You’ve probably heard those fateful words, “You could put that on a t-shirt!” It sounds like a great idea, or so you tell yourself. You have great ideas, great designs. The world would beat a path to your door â€“ or at least your brilliantly designed website â€“ and soon everyone would be wearing your designs, and you would be rolling in lovely green money. Let’s discuss how to make a t-shirt…
It’s Not That Easy
Yes, you have brilliant designs and witty ideas, but getting from the Ah-ha Moment to putting a t-shirt on a client’s back is a ride on a learning curve. Don’t let that learning curve scare you off, though, because being able to wake up every day and do something you love is satisfying and fulfilling, even if getting that something off the ground is some heavy lifting.
Printing Your Shirts
You have your idea, you have your design â€“ now what? Finding a printer to put the design on a shirt takes you from the idea to the actuality. Ideally, you want someone a) local, b) good, and c) cheap. Realistically, you might get a and b, or a and c, or b and a, or b and c. It’s going to be a tough haul to find all three. It also means evaluating what you mean by cheap. Most people have paid a good deal for a cool t-shirt that feel like you’re wearing a bulletproof vest from all of the plastisol glopped on. Instead it might be less of a hassle to reevaluate your ideal printer and look for a) local, b) experienced, and c) reasonable. Why?
- Going with a local printer means that you can keep an eye on your print run. Being able to check your order in progress means catching problems before you’re stuck with 1,000 shirts that look like bad and feel like the previously mentioned bulletproof vest.
- While there are t-shirt machines out there, unless you have the time to really learn how to use them and the design software, experience is going to trump DIY. An experienced printer stands a better chance of delivering a crisp, clear shirt in a timely fashion and at a better price than a print on demand provider.
- Reasonable over cheap is a matter of opinion, but a cheap cotton shirt with design that looks like one of those old 1970’s iron-on decals is not going to make a customer happy or inclined to buy your next cool idea.
Some printers will accept a test order â€“ a smaller run of shirts â€“ against the possibility of future business. You will have to pay a higher rate, but being able to evaluate the quality of the production can have you angry customer service hassles later.
Yes, you have cool shirts. Now, that you know how to make a shirt, how are you going to price it? According to Statistic Brain Research, one of the primary reasons that 63 percent of retail businesses fail in the first four years is because of “emotional pricing.” Emotional pricing is essentially thinking the product is worth more than it is simply because it’s your product, your design and your work. As much as you value everything you’ve put into your brand, a casual shopper is going to look at the price keep going. On the other end of the spectrum, racing to the bottom and marking your price to a super-low retail price gives you no room for sales and promotions, and maybe not even enough to clear your overhead. A clear idea of your operational expenses is a must before you post that price to the web.

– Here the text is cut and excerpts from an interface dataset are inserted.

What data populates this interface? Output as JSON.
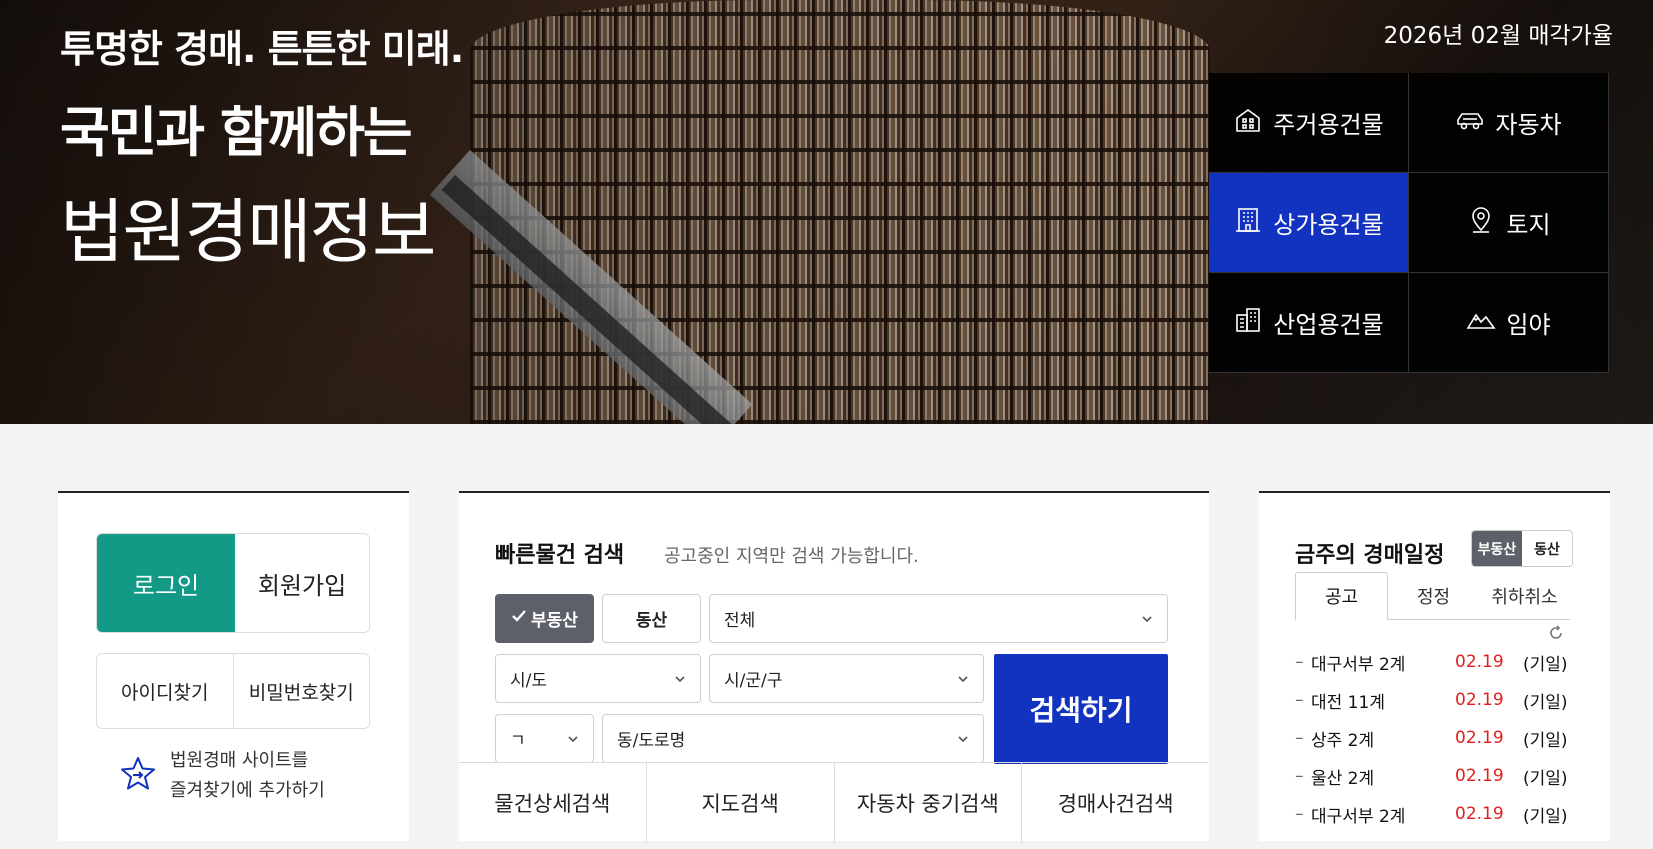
{
  "hero": {
    "line1": "투명한 경매. 튼튼한 미래.",
    "line2": "국민과 함께하는",
    "line3": "법원경매정보",
    "date_label": "2026년 02월 매각가율"
  },
  "categories": [
    {
      "label": "주거용건물",
      "icon": "house-icon",
      "active": false
    },
    {
      "label": "자동차",
      "icon": "car-icon",
      "active": false
    },
    {
      "label": "상가용건물",
      "icon": "building-icon",
      "active": true
    },
    {
      "label": "토지",
      "icon": "map-pin-icon",
      "active": false
    },
    {
      "label": "산업용건물",
      "icon": "factory-icon",
      "active": false
    },
    {
      "label": "임야",
      "icon": "mountain-icon",
      "active": false
    }
  ],
  "login": {
    "login_label": "로그인",
    "join_label": "회원가입",
    "find_id_label": "아이디찾기",
    "find_pw_label": "비밀번호찾기",
    "fav_line1": "법원경매 사이트를",
    "fav_line2": "즐겨찾기에 추가하기"
  },
  "search": {
    "title": "빠른물건 검색",
    "subtitle": "공고중인 지역만 검색 가능합니다.",
    "type_realestate": "부동산",
    "type_movable": "동산",
    "category_value": "전체",
    "sido_value": "시/도",
    "sigungu_value": "시/군/구",
    "initial_value": "ㄱ",
    "dong_value": "동/도로명",
    "search_button": "검색하기",
    "bottom_tabs": [
      "물건상세검색",
      "지도검색",
      "자동차 중기검색",
      "경매사건검색"
    ]
  },
  "schedule": {
    "title": "금주의 경매일정",
    "toggle_realestate": "부동산",
    "toggle_movable": "동산",
    "tabs": [
      "공고",
      "정정",
      "취하취소"
    ],
    "items": [
      {
        "court": "대구서부 2계",
        "date": "02.19",
        "state": "(기일)"
      },
      {
        "court": "대전 11계",
        "date": "02.19",
        "state": "(기일)"
      },
      {
        "court": "상주 2계",
        "date": "02.19",
        "state": "(기일)"
      },
      {
        "court": "울산 2계",
        "date": "02.19",
        "state": "(기일)"
      },
      {
        "court": "대구서부 2계",
        "date": "02.19",
        "state": "(기일)"
      }
    ]
  },
  "colors": {
    "brand_blue": "#1232c0",
    "login_green": "#129a87",
    "date_red": "#e0201b"
  }
}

Building Your Site from Storefront to Doorstep
A clean, professional-looking website puts your shirts in the spotlight. You want your customers to remember the shirts of course, but also to look back and think what an easy checkout there was, and maybe there was that free shipping thing, too. UPS, in a survey of online shoppers, found that the number one customer-pleaser for 81 percent of respondents was ease of checkout.
Right behind that was the variety of payment and shipping options, and the ease of making returns. Plotting your shop’s path from the point of view of a customer is a good idea, because the things that please or aggravate you are likely to do the same to your site’s visitors.
Go Forth and Sell a Shirt
Now that you know how to make a shirt, and have a rough idea of how to sell that shirt, start assembling your ideas for your store. Most of the popular eCommerce platforms can hook you up with customizable, brandable templates so that your site can be just as cool and unique as your t-shirts, connect you with payment methods, and shipping solutions. With worldwide eCommerce sales about to hit $15 trillion worldwide, you have a lot of backs looking for shirts. Start turning your ideas into moneymakers today.